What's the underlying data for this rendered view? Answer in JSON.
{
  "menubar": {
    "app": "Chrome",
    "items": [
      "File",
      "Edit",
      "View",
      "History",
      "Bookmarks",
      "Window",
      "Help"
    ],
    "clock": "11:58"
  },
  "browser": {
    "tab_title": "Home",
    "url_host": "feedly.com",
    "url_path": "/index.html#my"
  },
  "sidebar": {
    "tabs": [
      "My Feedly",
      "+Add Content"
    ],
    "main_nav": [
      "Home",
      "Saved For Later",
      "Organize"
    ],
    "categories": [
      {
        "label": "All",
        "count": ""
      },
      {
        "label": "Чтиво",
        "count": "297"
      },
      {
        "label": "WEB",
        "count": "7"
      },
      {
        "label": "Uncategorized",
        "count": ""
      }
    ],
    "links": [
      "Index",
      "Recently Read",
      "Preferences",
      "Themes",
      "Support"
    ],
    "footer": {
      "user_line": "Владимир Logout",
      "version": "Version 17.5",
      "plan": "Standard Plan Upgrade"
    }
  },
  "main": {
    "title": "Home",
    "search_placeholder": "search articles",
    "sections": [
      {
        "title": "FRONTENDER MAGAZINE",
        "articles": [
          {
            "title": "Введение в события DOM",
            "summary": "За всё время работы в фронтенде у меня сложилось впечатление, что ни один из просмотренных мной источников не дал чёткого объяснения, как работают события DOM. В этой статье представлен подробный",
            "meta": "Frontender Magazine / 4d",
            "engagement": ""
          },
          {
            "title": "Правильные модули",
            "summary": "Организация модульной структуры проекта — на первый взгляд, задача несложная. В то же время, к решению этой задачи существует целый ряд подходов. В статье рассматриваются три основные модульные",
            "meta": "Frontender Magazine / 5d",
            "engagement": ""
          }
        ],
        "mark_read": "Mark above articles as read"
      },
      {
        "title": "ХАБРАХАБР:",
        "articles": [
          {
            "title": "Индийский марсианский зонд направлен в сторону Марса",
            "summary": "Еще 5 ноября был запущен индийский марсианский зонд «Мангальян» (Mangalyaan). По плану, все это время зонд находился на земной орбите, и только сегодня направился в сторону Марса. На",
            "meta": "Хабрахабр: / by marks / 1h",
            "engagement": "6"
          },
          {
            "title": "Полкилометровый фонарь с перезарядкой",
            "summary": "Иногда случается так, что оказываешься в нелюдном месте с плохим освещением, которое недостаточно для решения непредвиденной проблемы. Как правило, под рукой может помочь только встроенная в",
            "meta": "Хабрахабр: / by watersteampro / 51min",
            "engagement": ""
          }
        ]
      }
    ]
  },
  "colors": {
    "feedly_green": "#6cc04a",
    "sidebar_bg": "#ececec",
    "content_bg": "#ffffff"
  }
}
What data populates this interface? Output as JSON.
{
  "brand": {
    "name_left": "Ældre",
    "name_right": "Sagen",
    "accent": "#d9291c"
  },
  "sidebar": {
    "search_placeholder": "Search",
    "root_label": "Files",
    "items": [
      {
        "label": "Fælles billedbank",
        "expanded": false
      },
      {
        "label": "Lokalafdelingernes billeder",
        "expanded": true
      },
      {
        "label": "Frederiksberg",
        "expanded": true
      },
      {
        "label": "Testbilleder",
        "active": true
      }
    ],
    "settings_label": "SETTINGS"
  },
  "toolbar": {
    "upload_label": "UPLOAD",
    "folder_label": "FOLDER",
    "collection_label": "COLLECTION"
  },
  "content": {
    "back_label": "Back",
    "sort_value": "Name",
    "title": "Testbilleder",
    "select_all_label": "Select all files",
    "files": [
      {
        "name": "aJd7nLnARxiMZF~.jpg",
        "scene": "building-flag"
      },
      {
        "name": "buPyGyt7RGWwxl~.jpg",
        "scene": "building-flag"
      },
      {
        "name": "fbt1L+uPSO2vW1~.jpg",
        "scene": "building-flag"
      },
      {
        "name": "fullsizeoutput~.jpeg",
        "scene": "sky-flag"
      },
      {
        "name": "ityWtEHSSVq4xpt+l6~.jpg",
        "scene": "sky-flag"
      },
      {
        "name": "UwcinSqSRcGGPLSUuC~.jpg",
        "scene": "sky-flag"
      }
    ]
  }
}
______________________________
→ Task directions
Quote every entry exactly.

→ Response for this exercise
What's the underlying data for this rendered view? Answer in JSON.
{
  "menubar": {
    "app": "Chrome",
    "items": [
      "File",
      "Edit",
      "View",
      "History",
      "Bookmarks",
      "Window",
      "Help"
    ],
    "clock": "11:58"
  },
  "browser": {
    "tab_title": "Home",
    "url_host": "feedly.com",
    "url_path": "/index.html#my"
  },
  "sidebar": {
    "tabs": [
      "My Feedly",
      "+Add Content"
    ],
    "main_nav": [
      "Home",
      "Saved For Later",
      "Organize"
    ],
    "categories": [
      {
        "label": "All",
        "count": ""
      },
      {
        "label": "Чтиво",
        "count": "297"
      },
      {
        "label": "WEB",
        "count": "7"
      },
      {
        "label": "Uncategorized",
        "count": ""
      }
    ],
    "links": [
      "Index",
      "Recently Read",
      "Preferences",
      "Themes",
      "Support"
    ],
    "footer": {
      "user_line": "Владимир Logout",
      "version": "Version 17.5",
      "plan": "Standard Plan Upgrade"
    }
  },
  "main": {
    "title": "Home",
    "search_placeholder": "search articles",
    "sections": [
      {
        "title": "FRONTENDER MAGAZINE",
        "articles": [
          {
            "title": "Введение в события DOM",
            "summary": "За всё время работы в фронтенде у меня сложилось впечатление, что ни один из просмотренных мной источников не дал чёткого объяснения, как работают события DOM. В этой статье представлен подробный",
            "meta": "Frontender Magazine / 4d",
            "engagement": ""
          },
          {
            "title": "Правильные модули",
            "summary": "Организация модульной структуры проекта — на первый взгляд, задача несложная. В то же время, к решению этой задачи существует целый ряд подходов. В статье рассматриваются три основные модульные",
            "meta": "Frontender Magazine / 5d",
            "engagement": ""
          }
        ],
        "mark_read": "Mark above articles as read"
      },
      {
        "title": "ХАБРАХАБР:",
        "articles": [
          {
            "title": "Индийский марсианский зонд направлен в сторону Марса",
            "summary": "Еще 5 ноября был запущен индийский марсианский зонд «Мангальян» (Mangalyaan). По плану, все это время зонд находился на земной орбите, и только сегодня направился в сторону Марса. На",
            "meta": "Хабрахабр: / by marks / 1h",
            "engagement": "6"
          },
          {
            "title": "Полкилометровый фонарь с перезарядкой",
            "summary": "Иногда случается так, что оказываешься в нелюдном месте с плохим освещением, которое недостаточно для решения непредвиденной проблемы. Как правило, под рукой может помочь только встроенная в",
            "meta": "Хабрахабр: / by watersteampro / 51min",
            "engagement": ""
          }
        ]
      }
    ]
  },
  "colors": {
    "feedly_green": "#6cc04a",
    "sidebar_bg": "#ececec",
    "content_bg": "#ffffff"
  }
}
What data populates this interface? Output as JSON.
{
  "brand": {
    "name_left": "Ældre",
    "name_right": "Sagen",
    "accent": "#d9291c"
  },
  "sidebar": {
    "search_placeholder": "Search",
    "root_label": "Files",
    "items": [
      {
        "label": "Fælles billedbank",
        "expanded": false
      },
      {
        "label": "Lokalafdelingernes billeder",
        "expanded": true
      },
      {
        "label": "Frederiksberg",
        "expanded": true
      },
      {
        "label": "Testbilleder",
        "active": true
      }
    ],
    "settings_label": "SETTINGS"
  },
  "toolbar": {
    "upload_label": "UPLOAD",
    "folder_label": "FOLDER",
    "collection_label": "COLLECTION"
  },
  "content": {
    "back_label": "Back",
    "sort_value": "Name",
    "title": "Testbilleder",
    "select_all_label": "Select all files",
    "files": [
      {
        "name": "aJd7nLnARxiMZF~.jpg",
        "scene": "building-flag"
      },
      {
        "name": "buPyGyt7RGWwxl~.jpg",
        "scene": "building-flag"
      },
      {
        "name": "fbt1L+uPSO2vW1~.jpg",
        "scene": "building-flag"
      },
      {
        "name": "fullsizeoutput~.jpeg",
        "scene": "sky-flag"
      },
      {
        "name": "ityWtEHSSVq4xpt+l6~.jpg",
        "scene": "sky-flag"
      },
      {
        "name": "UwcinSqSRcGGPLSUuC~.jpg",
        "scene": "sky-flag"
      }
    ]
  }
}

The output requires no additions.